As the keto diet gains popularity, scientists explain what we do and don't know
As Silicon Valley trendsetters, famous actors, and online health sites tout the low-carbohydrate, high-fat ketogenic, or "keto," diet, scientists are working to study it – from how it impacts inflammation in the brain to its effects on weight and heart health, as well as any other potential health risks.
Among the researchers studying the diet's effectiveness and safety are Ethan Weiss, MD, and Raymond Swanson, MD, two UC San Francisco physician-scientists who have studied different aspects of the ketogenic diet.
The ketogenic diet tries to bring carbohydrates down to less than 5 percent of a person's daily caloric intake – which means eliminating most grains, fruit, starchy vegetables, legumes and sweets. Instead, it replaces those calories with fat. That fat is turned into ketone bodies, which are an alternative energy source: besides glucose derived from carbohydrates, ketones from fat are the only fuel the brain can use.
Weiss and Swanson helped break down the keto diet.
"If we're going to make a claim, let's stick to the things we know," said Weiss.
What We Know
Swanson, a professor of neurology who has researched the impacts of ketogenic diets on inflammation in the brain, got curious about the ketogenic diet when trying to treat the inflammation that persists for days after a person suffers a stroke. When he tried inducing a ketogenic state in mice with stroke injuries, he said, "I was overwhelmed by the effect." Blocking glucose metabolism worked to suppress inflammatory genes, which in turn helped stroke healing.
The anti-inflammatory effect of ketosis on stroke recovery is likely the same effect that helps children with certain kinds of seizures, said Swanson, who is a member of the UCSF Weill Institute for Neurosciences. Ketogenic diets have been used as treatment for some forms of epilepsy for almost a century.
Weiss, an associate professor at the Cardiovascular Research Institute who studies the effects of diet on weight and heart health, has been an adviser for Virta Health Corp., a company that is treating type 2 diabetes by controlling patients' blood glucose levels through a ketogenic diet.
"It's incredibly powerful," said Weiss of the keto diet. "Cutting back on carbohydrates, there are so many metabolic benefits. The body processes the remaining carbohydrates more efficiently, and so it requires much less insulin."

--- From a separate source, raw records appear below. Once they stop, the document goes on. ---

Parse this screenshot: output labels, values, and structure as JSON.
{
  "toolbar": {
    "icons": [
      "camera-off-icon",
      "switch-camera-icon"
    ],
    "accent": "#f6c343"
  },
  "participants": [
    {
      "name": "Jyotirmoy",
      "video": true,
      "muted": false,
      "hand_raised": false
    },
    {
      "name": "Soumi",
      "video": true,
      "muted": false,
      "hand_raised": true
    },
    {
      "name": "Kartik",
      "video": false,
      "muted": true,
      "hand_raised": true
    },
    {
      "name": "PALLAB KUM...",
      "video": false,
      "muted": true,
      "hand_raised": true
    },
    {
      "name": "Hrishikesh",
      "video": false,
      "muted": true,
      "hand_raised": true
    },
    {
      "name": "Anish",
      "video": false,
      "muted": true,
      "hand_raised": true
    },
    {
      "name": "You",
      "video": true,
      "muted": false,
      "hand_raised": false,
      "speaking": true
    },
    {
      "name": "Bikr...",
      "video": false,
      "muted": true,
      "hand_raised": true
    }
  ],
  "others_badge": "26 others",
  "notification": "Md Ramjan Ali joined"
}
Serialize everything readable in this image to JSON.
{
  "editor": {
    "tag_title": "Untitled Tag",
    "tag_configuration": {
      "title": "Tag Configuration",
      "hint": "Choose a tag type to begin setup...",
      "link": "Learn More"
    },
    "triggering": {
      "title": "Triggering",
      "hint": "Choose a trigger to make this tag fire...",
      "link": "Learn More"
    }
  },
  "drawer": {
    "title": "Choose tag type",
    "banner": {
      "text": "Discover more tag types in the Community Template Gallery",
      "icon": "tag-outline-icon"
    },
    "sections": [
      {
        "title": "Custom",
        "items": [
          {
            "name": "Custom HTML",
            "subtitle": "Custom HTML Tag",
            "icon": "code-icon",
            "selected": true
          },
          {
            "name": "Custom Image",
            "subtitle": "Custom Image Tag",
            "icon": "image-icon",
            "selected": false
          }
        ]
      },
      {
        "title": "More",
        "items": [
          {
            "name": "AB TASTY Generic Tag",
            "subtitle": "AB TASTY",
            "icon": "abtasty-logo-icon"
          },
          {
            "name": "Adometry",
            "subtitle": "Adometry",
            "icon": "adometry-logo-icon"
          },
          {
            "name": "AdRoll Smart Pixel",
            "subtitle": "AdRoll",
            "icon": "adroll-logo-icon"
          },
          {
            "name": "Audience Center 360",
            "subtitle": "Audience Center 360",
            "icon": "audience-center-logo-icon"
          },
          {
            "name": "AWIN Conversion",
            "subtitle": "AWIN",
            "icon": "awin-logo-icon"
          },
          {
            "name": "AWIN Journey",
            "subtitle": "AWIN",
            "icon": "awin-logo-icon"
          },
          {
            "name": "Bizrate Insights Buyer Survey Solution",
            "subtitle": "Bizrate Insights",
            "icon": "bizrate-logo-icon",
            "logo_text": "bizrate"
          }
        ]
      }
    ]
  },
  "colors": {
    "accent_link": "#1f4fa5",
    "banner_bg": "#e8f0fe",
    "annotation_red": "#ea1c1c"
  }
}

Frederick Hecht, MD, research director of the UCSF Osher Center for Integrative Medicine, also is performing more trials aimed at people with type 2 diabetes. In the controlled trials, a ketogenic state has shown promise in improving human glucose control and decreasing the need for diabetes medications.
What We Don't Know
One big hurdle to the knowledge about the keto diet's impact on humans is that many of the benefits – helping reduce inflammation in the brain, improving outcomes after brain injury and extending lifespan – have only been found in studies in mice.
Far fewer clinical studies have been done in humans outside of seizure prevention since ketosis is a difficult state to maintain; avoiding carbs, including fruit, bread, legumes, and the occasional office birthday cake isn't feasible for many people in the long run.
Without peer-reviewed clinical trials, many of the benefits remain anecdotal. For instance, Weiss himself has been on a low-carb high-fat (though not strictly ketogenic) diet for more than six months, and claims he does feel much better. But he's clear about what he knows and what he doesn't. He's lost weight and his borderline pre-diabetes is gone.
"I think I feel great," he said. But that might be because he's eating less processed food, sleeping better, or enjoying compliments on his new physique.
As to the most exotic claims from health and diet gurus – such as keto diets resulting in euphoria, cognitive boosts, and improvements in anything from kidney function to cancer treatment – "We just don't have the data on that yet," said Weiss.
The researchers agree that the diet itself isn't inherently dangerous. But, cautions Weiss, "If you have any medical condition, if you take any medicine at all – there are lots of things that change how medicines work in our bodies, and nutrition is definitely one of them. If you're making a real change in your nutrition, you really should talk to your doctor."
Provided by University of California, San Francisco